I bought my house before I even started dating my wife. I had been working and was tired of paying rent, so I decided to go ahead and buy in the summer of 2013. My best friend moved in and paid rent, which helped me early on not become hamstrung by the mortgage payments. As I progressed at my job and moved up in the organization and got the associated raises I was at a point where I could have paid for my mortgage comfortably without a roommate. Then I got married and went from a 1 income to a 2-income family. This put us at a place where we could really start paying down the house fast, putting extra money towards that (and other debt) aggressively. Then the events of March 2016 happened. I was back to being a 1 income person. Thankfully, I was at a place career and salary-wise where I could continue paying for the mortgage on the house. I shudder to think what would have happened if I would have been killed that day. My wife would be back to 1 income instantly. With no life insurance policy to protect her, she would have been forced to grieve, while also trying to figure out our finances, and also trying to pay the mortgage on the house. And with what her salary was, she would have been stretched every month to make the mortgage payment and cover all the other expenses. In many ways, it frightens me and I feel shame thinking about my wife being put in that position to not only have to suffer through the emotional, physical, and spiritual stress of grief, but also have to survive the financial stress that she would have found herself in immediately.

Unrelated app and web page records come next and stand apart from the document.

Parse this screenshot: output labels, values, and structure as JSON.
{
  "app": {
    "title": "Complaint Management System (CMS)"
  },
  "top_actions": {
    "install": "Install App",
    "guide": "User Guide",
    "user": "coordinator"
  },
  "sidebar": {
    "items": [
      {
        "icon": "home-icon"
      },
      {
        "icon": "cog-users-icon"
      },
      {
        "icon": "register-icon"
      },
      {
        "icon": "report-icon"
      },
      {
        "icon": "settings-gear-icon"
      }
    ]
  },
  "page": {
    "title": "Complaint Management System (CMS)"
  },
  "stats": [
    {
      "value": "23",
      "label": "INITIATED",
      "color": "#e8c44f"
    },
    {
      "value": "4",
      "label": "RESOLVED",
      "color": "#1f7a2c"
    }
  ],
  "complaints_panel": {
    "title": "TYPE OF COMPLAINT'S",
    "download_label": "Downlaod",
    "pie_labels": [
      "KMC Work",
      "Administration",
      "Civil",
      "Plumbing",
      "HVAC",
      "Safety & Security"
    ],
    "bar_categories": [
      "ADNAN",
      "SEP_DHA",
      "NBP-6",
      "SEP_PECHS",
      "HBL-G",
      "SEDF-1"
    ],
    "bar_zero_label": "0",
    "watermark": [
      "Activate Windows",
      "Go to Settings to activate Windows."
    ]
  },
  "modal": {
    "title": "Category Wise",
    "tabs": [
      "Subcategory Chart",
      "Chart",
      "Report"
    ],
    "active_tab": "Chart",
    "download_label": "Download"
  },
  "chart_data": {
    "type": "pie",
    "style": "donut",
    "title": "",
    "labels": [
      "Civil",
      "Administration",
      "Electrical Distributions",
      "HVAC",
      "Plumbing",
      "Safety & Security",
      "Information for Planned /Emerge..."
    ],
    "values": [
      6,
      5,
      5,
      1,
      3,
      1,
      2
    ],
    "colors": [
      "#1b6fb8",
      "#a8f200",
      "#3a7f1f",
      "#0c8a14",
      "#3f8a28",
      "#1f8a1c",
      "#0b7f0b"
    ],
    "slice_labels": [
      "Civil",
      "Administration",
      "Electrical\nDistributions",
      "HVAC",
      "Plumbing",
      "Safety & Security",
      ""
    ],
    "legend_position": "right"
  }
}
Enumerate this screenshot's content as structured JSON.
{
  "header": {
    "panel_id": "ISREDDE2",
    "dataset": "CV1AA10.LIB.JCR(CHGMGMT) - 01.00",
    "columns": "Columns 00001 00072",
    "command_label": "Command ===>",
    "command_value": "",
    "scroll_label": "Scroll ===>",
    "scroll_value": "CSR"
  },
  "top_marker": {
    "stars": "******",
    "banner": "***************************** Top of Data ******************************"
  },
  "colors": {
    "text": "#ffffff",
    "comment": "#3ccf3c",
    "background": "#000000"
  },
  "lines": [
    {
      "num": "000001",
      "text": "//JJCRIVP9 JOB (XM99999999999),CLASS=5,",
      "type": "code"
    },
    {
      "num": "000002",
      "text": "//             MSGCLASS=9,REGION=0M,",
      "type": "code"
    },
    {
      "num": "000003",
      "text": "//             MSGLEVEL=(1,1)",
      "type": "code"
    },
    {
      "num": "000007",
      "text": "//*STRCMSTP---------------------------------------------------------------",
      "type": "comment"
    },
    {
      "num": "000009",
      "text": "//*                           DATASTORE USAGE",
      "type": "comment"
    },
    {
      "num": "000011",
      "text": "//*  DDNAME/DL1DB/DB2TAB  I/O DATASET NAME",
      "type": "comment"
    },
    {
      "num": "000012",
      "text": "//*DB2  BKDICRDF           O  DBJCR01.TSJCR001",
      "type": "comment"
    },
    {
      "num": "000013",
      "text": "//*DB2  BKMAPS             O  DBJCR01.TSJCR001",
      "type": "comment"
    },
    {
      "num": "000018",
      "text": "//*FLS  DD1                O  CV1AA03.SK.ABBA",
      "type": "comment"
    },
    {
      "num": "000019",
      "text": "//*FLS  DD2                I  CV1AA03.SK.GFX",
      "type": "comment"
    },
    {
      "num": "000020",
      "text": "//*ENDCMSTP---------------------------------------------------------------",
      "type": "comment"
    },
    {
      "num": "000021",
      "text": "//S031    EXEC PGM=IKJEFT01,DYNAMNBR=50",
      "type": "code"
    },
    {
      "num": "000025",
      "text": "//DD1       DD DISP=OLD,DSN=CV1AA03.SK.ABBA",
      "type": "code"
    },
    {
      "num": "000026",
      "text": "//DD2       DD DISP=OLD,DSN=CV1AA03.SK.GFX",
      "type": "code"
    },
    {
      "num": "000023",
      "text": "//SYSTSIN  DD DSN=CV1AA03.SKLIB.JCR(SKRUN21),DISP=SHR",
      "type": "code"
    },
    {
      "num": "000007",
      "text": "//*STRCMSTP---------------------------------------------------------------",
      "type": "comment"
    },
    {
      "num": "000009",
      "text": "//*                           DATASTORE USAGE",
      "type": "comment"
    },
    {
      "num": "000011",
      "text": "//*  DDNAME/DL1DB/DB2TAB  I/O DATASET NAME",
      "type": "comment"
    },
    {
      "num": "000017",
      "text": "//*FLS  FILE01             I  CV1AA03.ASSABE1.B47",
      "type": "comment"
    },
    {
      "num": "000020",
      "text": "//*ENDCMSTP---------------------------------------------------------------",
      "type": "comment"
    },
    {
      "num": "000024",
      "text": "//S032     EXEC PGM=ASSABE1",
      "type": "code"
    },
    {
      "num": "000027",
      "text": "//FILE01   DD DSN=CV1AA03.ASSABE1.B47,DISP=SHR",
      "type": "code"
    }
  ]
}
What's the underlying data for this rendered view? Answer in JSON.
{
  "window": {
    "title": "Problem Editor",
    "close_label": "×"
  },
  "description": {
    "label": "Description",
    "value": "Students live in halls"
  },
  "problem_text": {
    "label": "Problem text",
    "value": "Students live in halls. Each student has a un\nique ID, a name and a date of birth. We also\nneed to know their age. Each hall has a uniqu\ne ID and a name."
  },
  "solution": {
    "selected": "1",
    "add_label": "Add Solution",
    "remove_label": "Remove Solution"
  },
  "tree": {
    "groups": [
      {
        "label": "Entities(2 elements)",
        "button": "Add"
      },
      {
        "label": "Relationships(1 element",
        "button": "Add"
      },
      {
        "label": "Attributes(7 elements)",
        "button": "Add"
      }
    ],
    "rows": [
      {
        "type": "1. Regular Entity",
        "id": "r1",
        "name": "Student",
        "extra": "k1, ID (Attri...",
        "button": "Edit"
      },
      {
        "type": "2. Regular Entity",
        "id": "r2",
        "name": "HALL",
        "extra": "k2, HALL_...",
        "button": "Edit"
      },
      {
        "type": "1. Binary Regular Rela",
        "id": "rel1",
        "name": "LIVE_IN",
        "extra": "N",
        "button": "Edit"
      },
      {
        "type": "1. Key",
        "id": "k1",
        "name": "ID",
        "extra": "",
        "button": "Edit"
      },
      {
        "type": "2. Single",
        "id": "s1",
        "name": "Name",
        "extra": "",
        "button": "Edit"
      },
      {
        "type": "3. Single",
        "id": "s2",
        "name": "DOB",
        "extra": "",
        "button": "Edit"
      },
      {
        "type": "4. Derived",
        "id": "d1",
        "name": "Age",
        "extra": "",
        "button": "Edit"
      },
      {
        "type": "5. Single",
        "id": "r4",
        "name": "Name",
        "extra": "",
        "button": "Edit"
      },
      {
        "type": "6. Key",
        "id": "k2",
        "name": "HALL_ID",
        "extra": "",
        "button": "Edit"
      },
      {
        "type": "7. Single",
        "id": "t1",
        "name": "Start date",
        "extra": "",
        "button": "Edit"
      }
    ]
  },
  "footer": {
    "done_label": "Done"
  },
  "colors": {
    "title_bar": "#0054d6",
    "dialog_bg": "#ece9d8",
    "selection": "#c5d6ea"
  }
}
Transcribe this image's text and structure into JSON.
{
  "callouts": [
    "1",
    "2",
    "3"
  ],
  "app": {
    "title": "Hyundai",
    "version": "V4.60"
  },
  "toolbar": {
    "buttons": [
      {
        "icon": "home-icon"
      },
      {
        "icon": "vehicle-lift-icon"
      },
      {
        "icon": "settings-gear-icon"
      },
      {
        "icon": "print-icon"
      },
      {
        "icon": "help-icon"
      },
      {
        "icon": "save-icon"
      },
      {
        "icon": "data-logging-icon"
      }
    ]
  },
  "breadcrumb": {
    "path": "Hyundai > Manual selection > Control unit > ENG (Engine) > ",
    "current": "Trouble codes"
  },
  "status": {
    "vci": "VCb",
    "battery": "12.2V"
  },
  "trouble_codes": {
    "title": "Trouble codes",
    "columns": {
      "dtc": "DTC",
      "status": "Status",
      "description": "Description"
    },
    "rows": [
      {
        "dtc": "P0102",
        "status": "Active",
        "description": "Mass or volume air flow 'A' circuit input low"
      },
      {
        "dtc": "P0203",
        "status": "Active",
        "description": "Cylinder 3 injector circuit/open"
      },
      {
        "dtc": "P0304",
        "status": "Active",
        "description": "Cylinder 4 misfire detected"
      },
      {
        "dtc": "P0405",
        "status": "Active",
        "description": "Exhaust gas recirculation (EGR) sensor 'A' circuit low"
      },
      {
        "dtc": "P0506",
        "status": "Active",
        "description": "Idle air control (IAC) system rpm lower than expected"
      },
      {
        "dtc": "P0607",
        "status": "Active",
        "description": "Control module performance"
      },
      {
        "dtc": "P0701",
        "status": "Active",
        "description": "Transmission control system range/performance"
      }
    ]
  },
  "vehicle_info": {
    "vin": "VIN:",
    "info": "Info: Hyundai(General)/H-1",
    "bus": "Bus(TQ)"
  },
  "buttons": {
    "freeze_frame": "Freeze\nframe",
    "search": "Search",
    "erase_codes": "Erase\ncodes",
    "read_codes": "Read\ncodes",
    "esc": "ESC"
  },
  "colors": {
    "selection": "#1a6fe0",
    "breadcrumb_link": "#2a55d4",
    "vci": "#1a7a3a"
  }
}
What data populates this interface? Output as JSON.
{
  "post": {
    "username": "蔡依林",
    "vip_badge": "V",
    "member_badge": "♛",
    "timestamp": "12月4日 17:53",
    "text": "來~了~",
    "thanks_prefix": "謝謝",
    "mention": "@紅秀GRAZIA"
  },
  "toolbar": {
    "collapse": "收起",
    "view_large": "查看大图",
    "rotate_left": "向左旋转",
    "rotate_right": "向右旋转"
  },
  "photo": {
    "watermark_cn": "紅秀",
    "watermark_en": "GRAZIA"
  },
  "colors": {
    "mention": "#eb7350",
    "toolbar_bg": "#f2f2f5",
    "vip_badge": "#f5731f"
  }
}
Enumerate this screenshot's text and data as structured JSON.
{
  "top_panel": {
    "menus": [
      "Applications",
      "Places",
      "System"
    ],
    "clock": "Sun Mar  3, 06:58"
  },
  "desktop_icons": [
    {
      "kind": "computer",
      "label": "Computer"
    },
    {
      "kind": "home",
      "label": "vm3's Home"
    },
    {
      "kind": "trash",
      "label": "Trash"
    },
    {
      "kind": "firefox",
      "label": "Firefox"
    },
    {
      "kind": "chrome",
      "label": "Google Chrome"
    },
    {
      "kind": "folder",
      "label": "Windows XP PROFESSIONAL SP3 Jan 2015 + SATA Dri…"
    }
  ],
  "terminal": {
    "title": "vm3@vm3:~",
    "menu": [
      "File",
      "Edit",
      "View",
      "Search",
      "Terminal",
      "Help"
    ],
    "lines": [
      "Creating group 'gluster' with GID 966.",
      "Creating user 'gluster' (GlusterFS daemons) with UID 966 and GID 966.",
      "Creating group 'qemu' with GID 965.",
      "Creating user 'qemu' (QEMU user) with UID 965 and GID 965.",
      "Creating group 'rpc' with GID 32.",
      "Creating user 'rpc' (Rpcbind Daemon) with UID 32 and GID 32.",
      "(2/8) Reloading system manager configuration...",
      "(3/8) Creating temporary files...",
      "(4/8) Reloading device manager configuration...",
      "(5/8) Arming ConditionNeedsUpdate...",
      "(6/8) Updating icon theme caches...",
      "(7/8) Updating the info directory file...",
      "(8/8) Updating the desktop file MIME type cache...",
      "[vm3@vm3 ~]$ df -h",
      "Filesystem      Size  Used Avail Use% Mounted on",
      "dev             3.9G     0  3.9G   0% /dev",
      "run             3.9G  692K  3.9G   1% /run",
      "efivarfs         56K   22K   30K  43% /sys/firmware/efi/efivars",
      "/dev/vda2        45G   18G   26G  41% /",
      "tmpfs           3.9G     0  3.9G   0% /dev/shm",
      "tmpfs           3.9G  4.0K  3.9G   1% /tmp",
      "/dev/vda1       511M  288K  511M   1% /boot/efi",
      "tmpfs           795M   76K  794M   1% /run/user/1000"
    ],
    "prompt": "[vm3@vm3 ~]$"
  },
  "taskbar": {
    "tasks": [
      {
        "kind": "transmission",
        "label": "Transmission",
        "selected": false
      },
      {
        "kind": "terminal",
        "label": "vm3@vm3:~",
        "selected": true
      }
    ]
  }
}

Something else to consider when debating whether life insurance might be “worth it”. According to the National Funeral Directors Association, the median cost of a funeral and burial in 2017 was $8,755. As they note in the article, this doesn’t take into account cemetery fees or monument/marker costs, which could easily add another $5,000 to the final price. Again, ask yourself “what position would your loved ones be in if they had to spend $15,000 in burials costs after your death?”.
It’s also hard to predict what your work life will look life after a loss. My company reacted in an incredible way since my loss. I remember getting a call from almost every level of leadership (my boss, his boss, HR, even up to my CEO) letting me know that they were there for me. I specifically remember hearing multiple times that they wanted me to be healthy, and were more concern with my grieving and healing than the work I would be able to do. I was never pressured to come back before I was ready, and once I was back, they were gracious and understanding with my diminished workload. I would say that it took about 11 months before I felt like I was close to being back to performing at my full capacity once again. I wish I could say this is the only way I’ve heard of companies honoring their employees who have lost someone, but that would be a lie. I’ve heard so many stories of people being let go because it took them too long to get back up to full capacity at their job. Think about having that stress added on top of grief and financial struggles. Now think about that happening to your spouse or children or other loved ones if you were to pass away. Having a sufficient life-insurance policy to act as a “parachute” to allow your loved ones to grieve without even thinking about the need for a regular income.
I hope this article has given you some things for you to think and talk about with your loved ones. These conversations are never easy, and rarely are the comfortable. But they are important, and I hope you see the importance of having these conversations before you think you need to.